Cleaning out some paperwork in my office reminded me that, after three years, I should get back to this series and finish it at some point. Lo these many months ago I started a new translation of Cardinal Gasparo Contarini’s treatise De iustificatione, “On Justification.” I was not quite halfway through it when last I paused, so I’d like to bring it through to the end.
When I first began in 2014, I introduced the text briefly as follows:
In 1541, Gasparo Contarini, a cardinal in the Church of Rome, wrote a short but fascinating treatise on justification in which he espouses a position that is neither quite the pure Protestant doctrine nor the later Tridentine doctrine.
Since I still think it useful, when it is finished I still intend to put the whole thing together somewhere where it may be easily accessible. To find all previous installments, enter “Contarini on Justification” in the search bar.
I’ve included the text from part 13 below for context. I would probably revise some things from that previous draft now, but, as Contarini says below, that will have to wait for another time.

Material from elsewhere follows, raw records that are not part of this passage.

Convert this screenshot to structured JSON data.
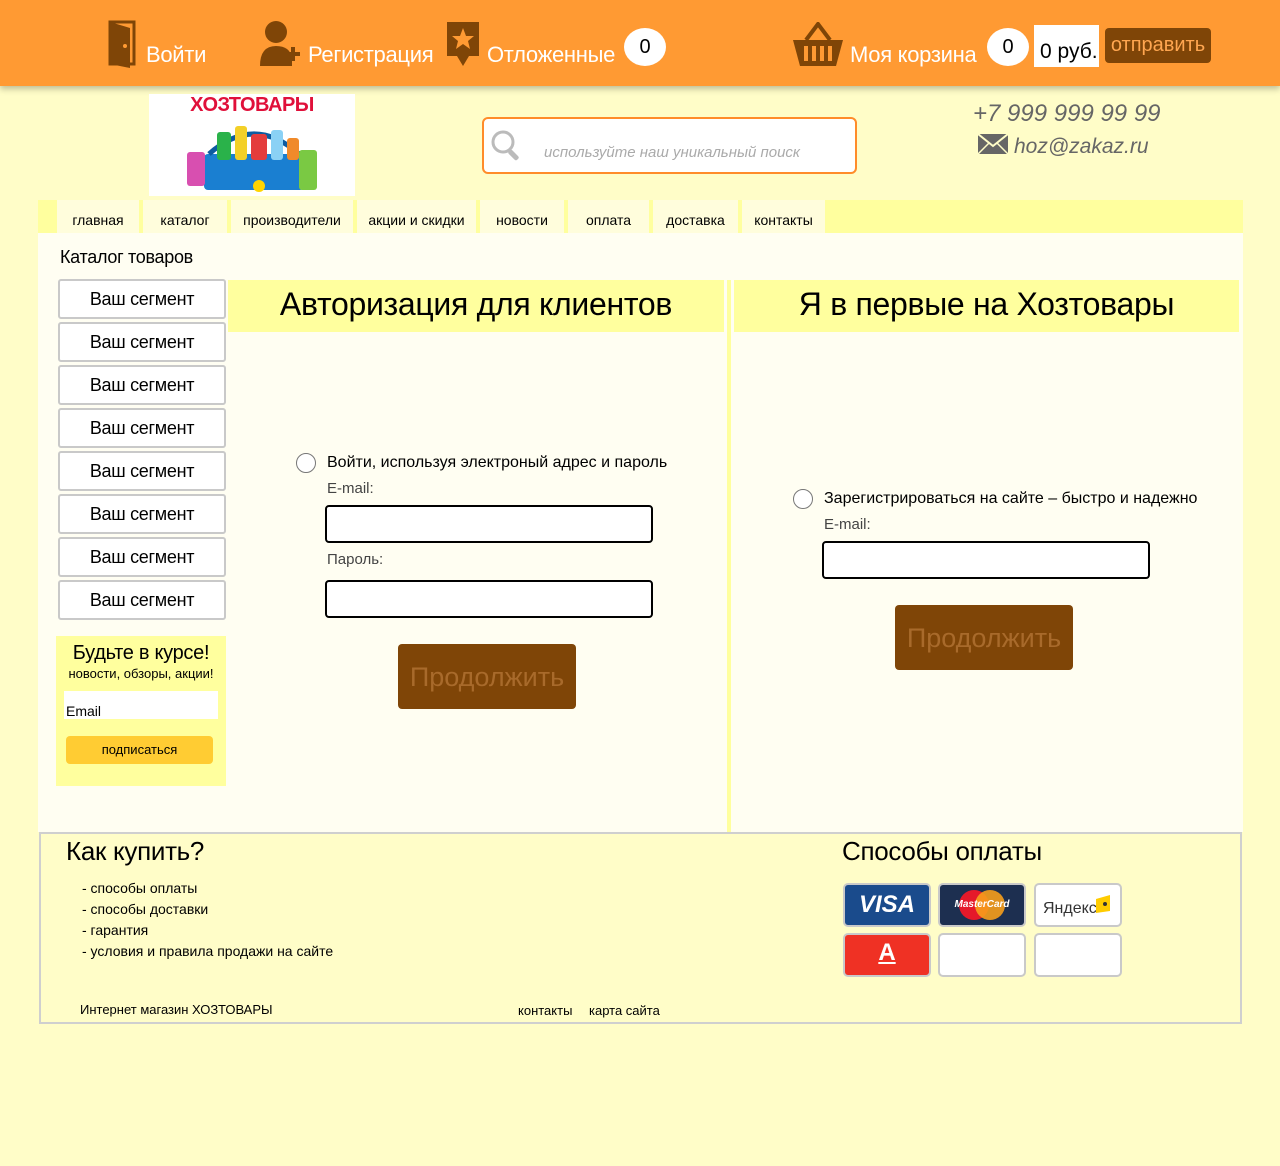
{
  "topbar": {
    "login": "Войти",
    "register": "Регистрация",
    "saved": "Отложенные",
    "saved_count": "0",
    "cart": "Моя корзина",
    "cart_count": "0",
    "cart_total": "0 руб.",
    "send": "отправить"
  },
  "header": {
    "logo_text": "ХОЗТОВАРЫ",
    "search_placeholder": "используйте наш уникальный поиск",
    "phone": "+7 999 999 99 99",
    "email": "hoz@zakaz.ru"
  },
  "nav": [
    "главная",
    "каталог",
    "производители",
    "акции и скидки",
    "новости",
    "оплата",
    "доставка",
    "контакты"
  ],
  "sidebar": {
    "title": "Каталог товаров",
    "segments": [
      "Ваш сегмент",
      "Ваш сегмент",
      "Ваш сегмент",
      "Ваш сегмент",
      "Ваш сегмент",
      "Ваш сегмент",
      "Ваш сегмент",
      "Ваш сегмент"
    ],
    "newsletter": {
      "title": "Будьте в курсе!",
      "subtitle": "новости, обзоры, акции!",
      "placeholder": "Email",
      "button": "подписаться"
    }
  },
  "login_panel": {
    "title": "Авторизация для клиентов",
    "radio_label": "Войти, используя электроный адрес и пароль",
    "email_label": "E-mail:",
    "password_label": "Пароль:",
    "button": "Продолжить"
  },
  "register_panel": {
    "title": "Я в первые на Хозтовары",
    "radio_label": "Зарегистрироваться на сайте – быстро и надежно",
    "email_label": "E-mail:",
    "button": "Продолжить"
  },
  "footer": {
    "how_to_buy": "Как купить?",
    "links": [
      "- способы оплаты",
      "- способы доставки",
      "- гарантия",
      "- условия и правила продажи на сайте"
    ],
    "payment_title": "Способы оплаты",
    "cards": [
      "VISA",
      "MasterCard",
      "Яндекс",
      "А"
    ],
    "shop_name": "Интернет магазин ХОЗТОВАРЫ",
    "contacts": "контакты",
    "sitemap": "карта сайта"
  },
  "colors": {
    "topbar": "#ff9a33",
    "background": "#fffdc8",
    "accent_brown": "#7f4507",
    "nav_yellow": "#ffff9e"
  }
}
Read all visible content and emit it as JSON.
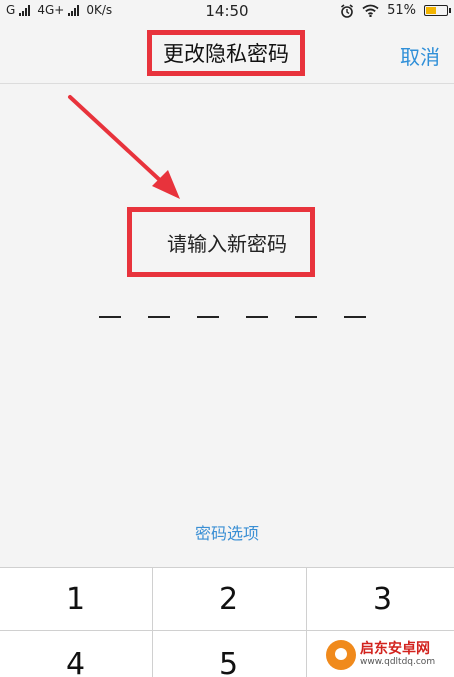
{
  "status_bar": {
    "carrier1": "G",
    "carrier2": "4G+",
    "speed": "0K/s",
    "time": "14:50",
    "battery_percent": "51%",
    "battery_level": 0.51,
    "icons": [
      "signal-icon",
      "alarm-icon",
      "wifi-icon",
      "battery-icon"
    ]
  },
  "header": {
    "title": "更改隐私密码",
    "cancel_label": "取消"
  },
  "main": {
    "prompt": "请输入新密码",
    "pin_length": 6,
    "options_label": "密码选项"
  },
  "keypad": {
    "keys": [
      "1",
      "2",
      "3",
      "4",
      "5",
      ""
    ]
  },
  "watermark": {
    "name": "启东安卓网",
    "url": "www.qdltdq.com"
  },
  "colors": {
    "accent": "#2f8fd8",
    "highlight": "#e8333c",
    "background": "#f4f4f4"
  }
}
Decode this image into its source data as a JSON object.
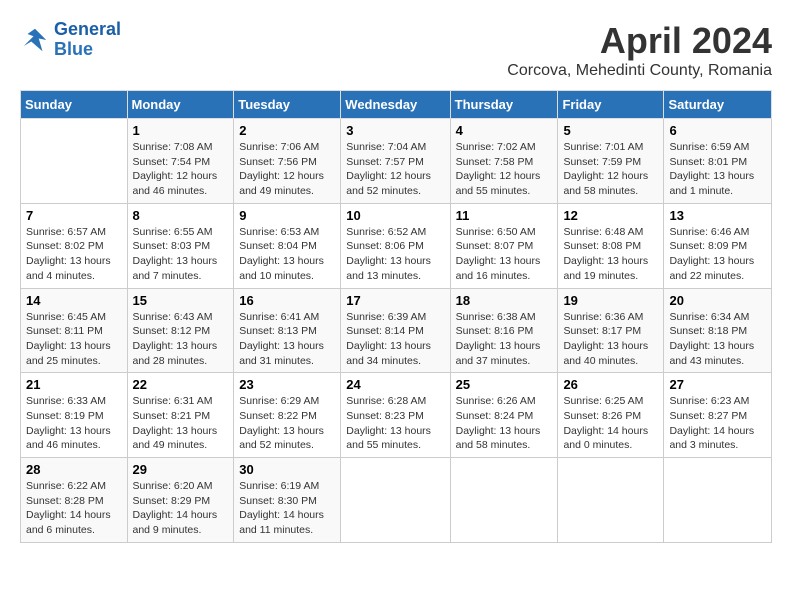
{
  "header": {
    "logo_line1": "General",
    "logo_line2": "Blue",
    "month_year": "April 2024",
    "location": "Corcova, Mehedinti County, Romania"
  },
  "days_of_week": [
    "Sunday",
    "Monday",
    "Tuesday",
    "Wednesday",
    "Thursday",
    "Friday",
    "Saturday"
  ],
  "weeks": [
    [
      {
        "num": "",
        "sunrise": "",
        "sunset": "",
        "daylight": ""
      },
      {
        "num": "1",
        "sunrise": "Sunrise: 7:08 AM",
        "sunset": "Sunset: 7:54 PM",
        "daylight": "Daylight: 12 hours and 46 minutes."
      },
      {
        "num": "2",
        "sunrise": "Sunrise: 7:06 AM",
        "sunset": "Sunset: 7:56 PM",
        "daylight": "Daylight: 12 hours and 49 minutes."
      },
      {
        "num": "3",
        "sunrise": "Sunrise: 7:04 AM",
        "sunset": "Sunset: 7:57 PM",
        "daylight": "Daylight: 12 hours and 52 minutes."
      },
      {
        "num": "4",
        "sunrise": "Sunrise: 7:02 AM",
        "sunset": "Sunset: 7:58 PM",
        "daylight": "Daylight: 12 hours and 55 minutes."
      },
      {
        "num": "5",
        "sunrise": "Sunrise: 7:01 AM",
        "sunset": "Sunset: 7:59 PM",
        "daylight": "Daylight: 12 hours and 58 minutes."
      },
      {
        "num": "6",
        "sunrise": "Sunrise: 6:59 AM",
        "sunset": "Sunset: 8:01 PM",
        "daylight": "Daylight: 13 hours and 1 minute."
      }
    ],
    [
      {
        "num": "7",
        "sunrise": "Sunrise: 6:57 AM",
        "sunset": "Sunset: 8:02 PM",
        "daylight": "Daylight: 13 hours and 4 minutes."
      },
      {
        "num": "8",
        "sunrise": "Sunrise: 6:55 AM",
        "sunset": "Sunset: 8:03 PM",
        "daylight": "Daylight: 13 hours and 7 minutes."
      },
      {
        "num": "9",
        "sunrise": "Sunrise: 6:53 AM",
        "sunset": "Sunset: 8:04 PM",
        "daylight": "Daylight: 13 hours and 10 minutes."
      },
      {
        "num": "10",
        "sunrise": "Sunrise: 6:52 AM",
        "sunset": "Sunset: 8:06 PM",
        "daylight": "Daylight: 13 hours and 13 minutes."
      },
      {
        "num": "11",
        "sunrise": "Sunrise: 6:50 AM",
        "sunset": "Sunset: 8:07 PM",
        "daylight": "Daylight: 13 hours and 16 minutes."
      },
      {
        "num": "12",
        "sunrise": "Sunrise: 6:48 AM",
        "sunset": "Sunset: 8:08 PM",
        "daylight": "Daylight: 13 hours and 19 minutes."
      },
      {
        "num": "13",
        "sunrise": "Sunrise: 6:46 AM",
        "sunset": "Sunset: 8:09 PM",
        "daylight": "Daylight: 13 hours and 22 minutes."
      }
    ],
    [
      {
        "num": "14",
        "sunrise": "Sunrise: 6:45 AM",
        "sunset": "Sunset: 8:11 PM",
        "daylight": "Daylight: 13 hours and 25 minutes."
      },
      {
        "num": "15",
        "sunrise": "Sunrise: 6:43 AM",
        "sunset": "Sunset: 8:12 PM",
        "daylight": "Daylight: 13 hours and 28 minutes."
      },
      {
        "num": "16",
        "sunrise": "Sunrise: 6:41 AM",
        "sunset": "Sunset: 8:13 PM",
        "daylight": "Daylight: 13 hours and 31 minutes."
      },
      {
        "num": "17",
        "sunrise": "Sunrise: 6:39 AM",
        "sunset": "Sunset: 8:14 PM",
        "daylight": "Daylight: 13 hours and 34 minutes."
      },
      {
        "num": "18",
        "sunrise": "Sunrise: 6:38 AM",
        "sunset": "Sunset: 8:16 PM",
        "daylight": "Daylight: 13 hours and 37 minutes."
      },
      {
        "num": "19",
        "sunrise": "Sunrise: 6:36 AM",
        "sunset": "Sunset: 8:17 PM",
        "daylight": "Daylight: 13 hours and 40 minutes."
      },
      {
        "num": "20",
        "sunrise": "Sunrise: 6:34 AM",
        "sunset": "Sunset: 8:18 PM",
        "daylight": "Daylight: 13 hours and 43 minutes."
      }
    ],
    [
      {
        "num": "21",
        "sunrise": "Sunrise: 6:33 AM",
        "sunset": "Sunset: 8:19 PM",
        "daylight": "Daylight: 13 hours and 46 minutes."
      },
      {
        "num": "22",
        "sunrise": "Sunrise: 6:31 AM",
        "sunset": "Sunset: 8:21 PM",
        "daylight": "Daylight: 13 hours and 49 minutes."
      },
      {
        "num": "23",
        "sunrise": "Sunrise: 6:29 AM",
        "sunset": "Sunset: 8:22 PM",
        "daylight": "Daylight: 13 hours and 52 minutes."
      },
      {
        "num": "24",
        "sunrise": "Sunrise: 6:28 AM",
        "sunset": "Sunset: 8:23 PM",
        "daylight": "Daylight: 13 hours and 55 minutes."
      },
      {
        "num": "25",
        "sunrise": "Sunrise: 6:26 AM",
        "sunset": "Sunset: 8:24 PM",
        "daylight": "Daylight: 13 hours and 58 minutes."
      },
      {
        "num": "26",
        "sunrise": "Sunrise: 6:25 AM",
        "sunset": "Sunset: 8:26 PM",
        "daylight": "Daylight: 14 hours and 0 minutes."
      },
      {
        "num": "27",
        "sunrise": "Sunrise: 6:23 AM",
        "sunset": "Sunset: 8:27 PM",
        "daylight": "Daylight: 14 hours and 3 minutes."
      }
    ],
    [
      {
        "num": "28",
        "sunrise": "Sunrise: 6:22 AM",
        "sunset": "Sunset: 8:28 PM",
        "daylight": "Daylight: 14 hours and 6 minutes."
      },
      {
        "num": "29",
        "sunrise": "Sunrise: 6:20 AM",
        "sunset": "Sunset: 8:29 PM",
        "daylight": "Daylight: 14 hours and 9 minutes."
      },
      {
        "num": "30",
        "sunrise": "Sunrise: 6:19 AM",
        "sunset": "Sunset: 8:30 PM",
        "daylight": "Daylight: 14 hours and 11 minutes."
      },
      {
        "num": "",
        "sunrise": "",
        "sunset": "",
        "daylight": ""
      },
      {
        "num": "",
        "sunrise": "",
        "sunset": "",
        "daylight": ""
      },
      {
        "num": "",
        "sunrise": "",
        "sunset": "",
        "daylight": ""
      },
      {
        "num": "",
        "sunrise": "",
        "sunset": "",
        "daylight": ""
      }
    ]
  ]
}
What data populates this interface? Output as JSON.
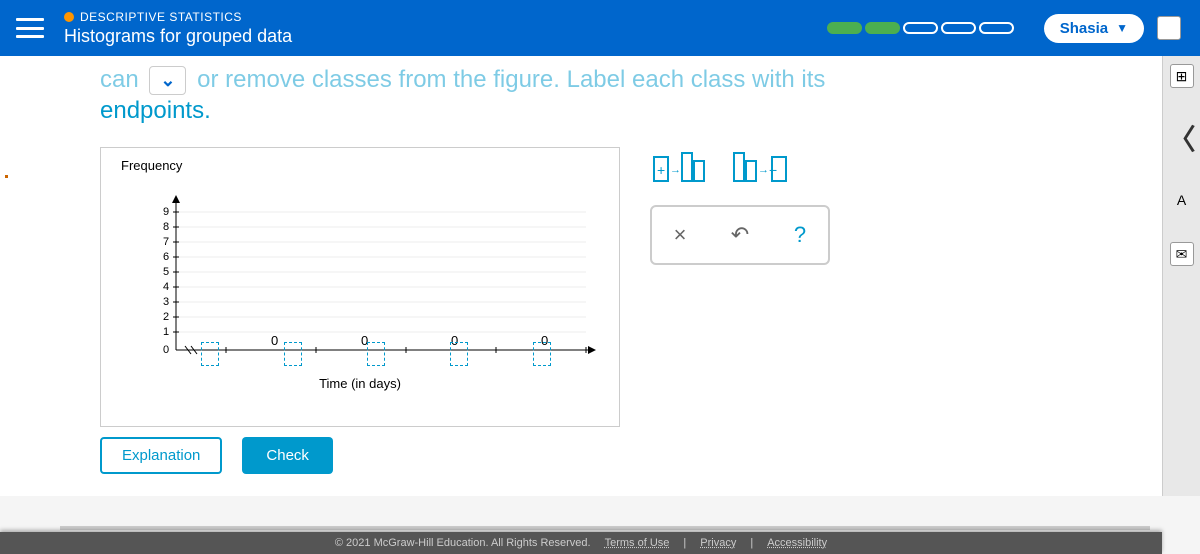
{
  "header": {
    "section": "DESCRIPTIVE STATISTICS",
    "topic": "Histograms for grouped data",
    "user": "Shasia",
    "progress_filled": 2,
    "progress_total": 5
  },
  "instruction": {
    "prefix": "can",
    "middle": "or remove classes from the figure. Label each class with its",
    "suffix": "endpoints."
  },
  "chart": {
    "y_label": "Frequency",
    "x_label": "Time (in days)",
    "y_ticks": [
      "9",
      "8",
      "7",
      "6",
      "5",
      "4",
      "3",
      "2",
      "1",
      "0"
    ],
    "bar_labels": [
      "0",
      "0",
      "0",
      "0"
    ]
  },
  "tools": {
    "add_class": "add-class-icon",
    "remove_class": "remove-class-icon",
    "close": "×",
    "undo": "↶",
    "help": "?"
  },
  "buttons": {
    "explanation": "Explanation",
    "check": "Check"
  },
  "footer": {
    "copyright": "© 2021 McGraw-Hill Education. All Rights Reserved.",
    "terms": "Terms of Use",
    "privacy": "Privacy",
    "accessibility": "Accessibility"
  },
  "chart_data": {
    "type": "bar",
    "categories": [
      "",
      "",
      "",
      ""
    ],
    "values": [
      0,
      0,
      0,
      0
    ],
    "title": "",
    "xlabel": "Time (in days)",
    "ylabel": "Frequency",
    "ylim": [
      0,
      9
    ]
  }
}
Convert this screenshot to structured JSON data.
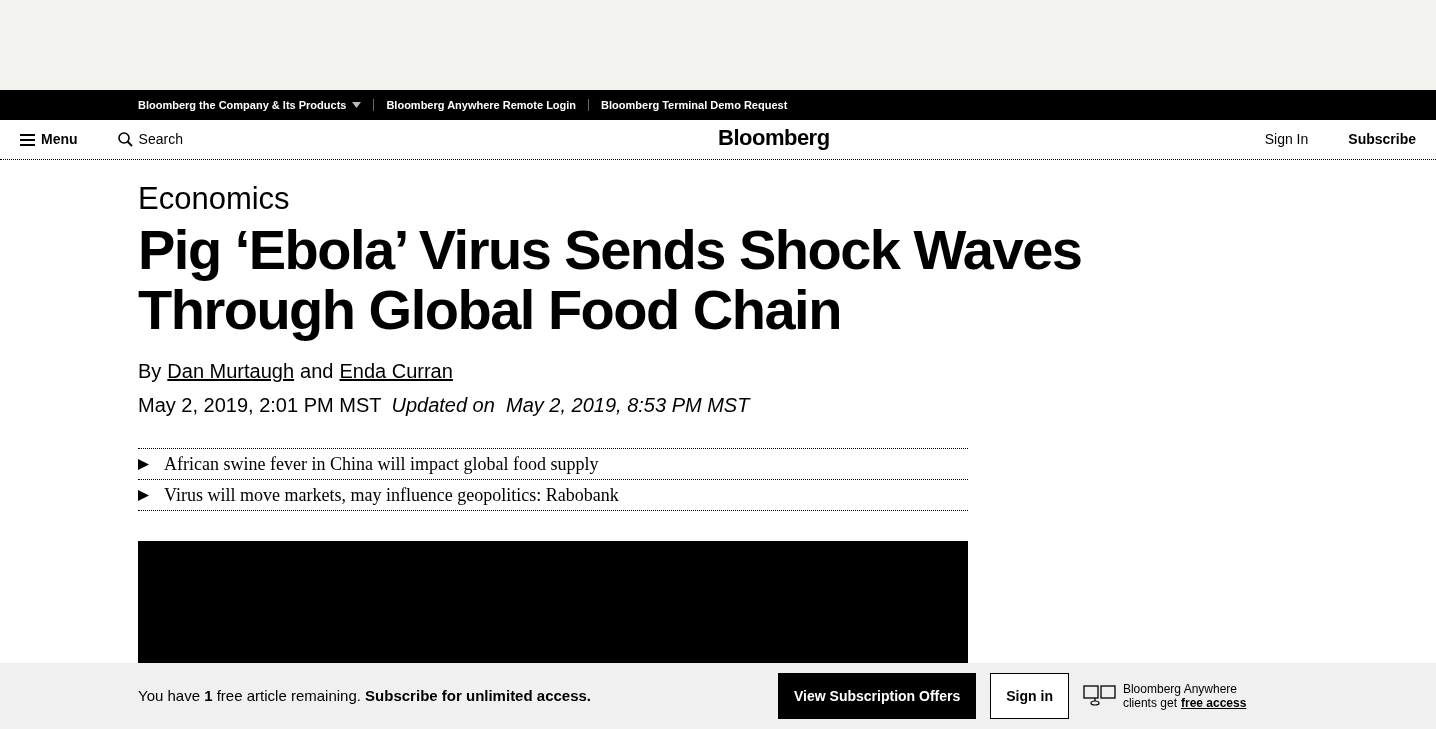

The promise of God, moreover, which it [i.e., faith] firmly believes–and for that reason conceives trust [fiduciam]–is (as blessed Thomas says in the First Part of the Second Part), that God remits sins and justifies the wicked through the mystery of Christ. For He Himself became the author of salvation for all those who believe in Him. 1 Therefore this motion of faith, after the renunciation of sin, raises the mind to God and turns [convertit] the soul [animum] to Him. When [the soul] has been turned, God, pouring his own Spirit [into it], heals, sanctifies, justifies, adopts it for a son through the Spirit of his own Son, through whom, when He has been poured into our hearts, we cry, “Abba, Father.” 2 In addition, he grants to us, together with the Spirit of Christ, Christ Himself; and all his justice–for free [gratis], out of his own mercy–he makes ours, he imputes [imputat] to us who have put on Christ.
Meanwhile, however, while the soul is thus being prepared 3 by the Lord and prepares itself, since this preparation does not come about in a moment of time, except in the case of a miracle, as happened to the Apostle Paul, if the opportunity should be present he who is being turned [converted] does good works and refrains from evil. Nevertheless, justification and sanctification is not rendered 4 for works–as Paul says, as blessed Augustine says in countless passages, and as Thomas [says] expressly in the First Part of the Second Part–but is owed to faith, 5 not because we merit justification by faith and because we believe, but because we receive it 6 by faith; for thus the Apostle says in the Letter to the Galatians: “receiving the promise of the Spirit by faith.” Likewise in the Letter to the Romans: “through whom we have access into this grace by faith.” In the Letter to the Hebrews: “It is necessary that the one approaching God believe,” because by believing do we approach this access. That which the Apostle calls “receiving” blessed Thomas in the Third Part names “application,” 7 saying that the passion of Christ is, as it were, a common 8 medicine, which each one applies to himself by faith and the sacraments 9 of faith
These Protestants name [it] “apprehension”–not with the meaning that you suppose in the letter given to me, which obviously pertains to the knowledge of the intellect, but with the meaning set out above: obviously, by that meaning [of the term] we say that we “apprehend” that thing at which we arrive and which we reach 10 after our movement. 11
We reach, moreover, a twofold justice: the one inherent in us, by which we begin to be just, and are made partakers of the divine nature, and have charity poured out in our hearts; the other, however, not inherent, but bestowed 12 on us together with Christ–I mean the justice of Christ, and all his merit. Each one is bestowed on us at the same time, and we reach each through faith.[new translation begins here]
But which one is prior by nature pertains to scholastic disputations rather than to the business of faith I am treating of. For that reason, I shall put it off for another time, just as I also put off another controversial topic which someone could raise as a question for me–namely, whether the remission of sins and reconciliation with God are prior by nature, or the infusion of grace. If ever I meet with a more convenient opportunity, I shall say what I think in each case, but at the moment each should be passed. However, as to the fact that God has given us Christ and all things together with him, the text of the the Apostle in the letter to the Romans is clear: “He who did not spare his own Son, has he not given us all things together with him?” 13 Likewise, “a Son has been born to us, and a Son has been given to us.” 14 In the Mass, when we offer Christ to God, do we not say in the canon, “We offer to you, from your own presents and gifts, a holy victim, an immaculate victim”? The blessed father Augustine speaks of this in many places, but one now comes to mind (I do not know whether it is in the Soliloquies or the Meditations). 15 “Whatever I am lacking,” says the good father, “I take to myself from the heart 16 of my Lord.” 17 (De iustificatione, pp. 590-1)